THE INPUT:
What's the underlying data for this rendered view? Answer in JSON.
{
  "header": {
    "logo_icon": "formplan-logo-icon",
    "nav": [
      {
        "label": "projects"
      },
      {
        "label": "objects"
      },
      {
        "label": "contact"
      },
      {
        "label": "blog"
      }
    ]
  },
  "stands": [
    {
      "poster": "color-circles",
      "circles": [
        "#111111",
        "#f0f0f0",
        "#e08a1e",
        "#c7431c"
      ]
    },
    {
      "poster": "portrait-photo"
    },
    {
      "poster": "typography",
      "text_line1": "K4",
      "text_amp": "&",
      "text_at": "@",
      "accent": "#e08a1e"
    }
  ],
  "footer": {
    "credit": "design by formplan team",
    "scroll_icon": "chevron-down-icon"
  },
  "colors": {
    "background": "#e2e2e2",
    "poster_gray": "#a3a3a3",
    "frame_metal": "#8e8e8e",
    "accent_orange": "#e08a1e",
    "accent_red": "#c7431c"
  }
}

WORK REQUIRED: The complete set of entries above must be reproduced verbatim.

EXERCISE RESPONSE:
What's the underlying data for this rendered view? Answer in JSON.
{
  "header": {
    "logo_icon": "formplan-logo-icon",
    "nav": [
      {
        "label": "projects"
      },
      {
        "label": "objects"
      },
      {
        "label": "contact"
      },
      {
        "label": "blog"
      }
    ]
  },
  "stands": [
    {
      "poster": "color-circles",
      "circles": [
        "#111111",
        "#f0f0f0",
        "#e08a1e",
        "#c7431c"
      ]
    },
    {
      "poster": "portrait-photo"
    },
    {
      "poster": "typography",
      "text_line1": "K4",
      "text_amp": "&",
      "text_at": "@",
      "accent": "#e08a1e"
    }
  ],
  "footer": {
    "credit": "design by formplan team",
    "scroll_icon": "chevron-down-icon"
  },
  "colors": {
    "background": "#e2e2e2",
    "poster_gray": "#a3a3a3",
    "frame_metal": "#8e8e8e",
    "accent_orange": "#e08a1e",
    "accent_red": "#c7431c"
  }
}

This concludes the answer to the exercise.